Angles can get really tricky, but once you have done the math, ahem…I mean traced the board with the angles you need, it’s pretty simple!! Lol!
I started building the table base so I could get an accurate measurement for the boards that would create the X.
It was mighty cold for this Texas girl, so all building was brought inside for a few days, which essentially has turned into months! Lol!
Once I had the legs in place, I was able to hold my 2x2s up to the frame and draw the lines of where they needed to be cut. I then took them out to the table saw and using the lines, I was able to determine the angle! A wee bit backwards but it works!
The boards for the X are cut the same as the previous boards, only the blade is lowered since this board is only 1 1/2″, the blade is set at 3/4″ and the miter gauge is changed to the angle you are cutting. Just for reference, I cut the middle of the X’s at 30 degrees off square. Since the ends of the boards are angled, make sure that they are facing the same direction before cutting, the ends should look like one wide board when held together!
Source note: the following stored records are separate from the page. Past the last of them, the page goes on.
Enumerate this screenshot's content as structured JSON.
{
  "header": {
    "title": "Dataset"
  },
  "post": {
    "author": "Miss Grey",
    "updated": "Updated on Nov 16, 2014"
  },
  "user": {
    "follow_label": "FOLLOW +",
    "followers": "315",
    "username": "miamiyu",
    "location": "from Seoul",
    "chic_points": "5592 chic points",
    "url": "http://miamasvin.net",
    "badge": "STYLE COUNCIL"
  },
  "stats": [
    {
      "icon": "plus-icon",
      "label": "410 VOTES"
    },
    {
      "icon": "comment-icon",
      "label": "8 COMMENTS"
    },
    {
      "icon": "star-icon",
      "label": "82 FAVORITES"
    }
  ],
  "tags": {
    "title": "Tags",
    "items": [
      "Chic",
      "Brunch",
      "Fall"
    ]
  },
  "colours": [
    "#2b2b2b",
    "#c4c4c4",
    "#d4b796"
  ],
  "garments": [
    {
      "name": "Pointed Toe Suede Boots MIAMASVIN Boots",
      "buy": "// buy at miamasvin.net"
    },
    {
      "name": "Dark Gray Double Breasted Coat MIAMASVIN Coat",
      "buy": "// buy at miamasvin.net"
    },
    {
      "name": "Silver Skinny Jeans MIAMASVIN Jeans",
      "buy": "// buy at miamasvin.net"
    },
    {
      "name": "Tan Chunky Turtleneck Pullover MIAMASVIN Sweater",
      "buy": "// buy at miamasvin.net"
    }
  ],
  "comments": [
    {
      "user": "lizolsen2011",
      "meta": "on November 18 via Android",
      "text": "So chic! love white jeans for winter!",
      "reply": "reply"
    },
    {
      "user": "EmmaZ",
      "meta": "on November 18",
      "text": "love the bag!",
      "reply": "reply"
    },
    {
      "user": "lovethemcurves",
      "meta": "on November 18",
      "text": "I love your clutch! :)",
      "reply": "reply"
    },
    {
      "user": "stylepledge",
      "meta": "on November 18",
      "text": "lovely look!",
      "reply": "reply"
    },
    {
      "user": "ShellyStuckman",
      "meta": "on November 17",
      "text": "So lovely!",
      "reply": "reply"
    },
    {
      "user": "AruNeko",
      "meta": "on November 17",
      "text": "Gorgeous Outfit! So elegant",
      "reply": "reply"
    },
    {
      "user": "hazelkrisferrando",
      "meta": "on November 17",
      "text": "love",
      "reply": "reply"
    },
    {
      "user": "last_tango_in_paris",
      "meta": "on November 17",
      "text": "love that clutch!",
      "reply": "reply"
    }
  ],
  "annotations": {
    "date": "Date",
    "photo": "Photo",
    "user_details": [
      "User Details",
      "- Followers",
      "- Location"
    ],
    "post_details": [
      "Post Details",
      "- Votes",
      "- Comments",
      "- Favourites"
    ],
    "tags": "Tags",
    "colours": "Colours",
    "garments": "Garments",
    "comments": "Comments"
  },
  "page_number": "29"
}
I cut both pieces at the same time, this was a method that I thought would work so great, but ultimately it didn’t lead to any greater outcome than if I would have cut them separately.
Once they have been ran through the table saw, you have your two boards ready to lap each other and create an X!
Not bad, and now there is slightly more strength for the concrete top, them fine X’s aren’t just for looks!! Lol! Well, one of the X’s is just for looks because as much as I wanted to lap and interlock it with this X, my brain couldn’t even begin to figure that out, so the second one looks good but doesn’t add any strength! Lol!
Want to find out how I added the last X to this beautiful table, or see how I created that round concrete top? Head on over to my blog for the full tutorial and free printable plans for this Round Pedestal Dining Table! Can’t wait to see you there! Thanks so much for reading!
Have you tried any new woodworking joints or methods recently? I’d love to hear about your experiences in the comments below! See you next time!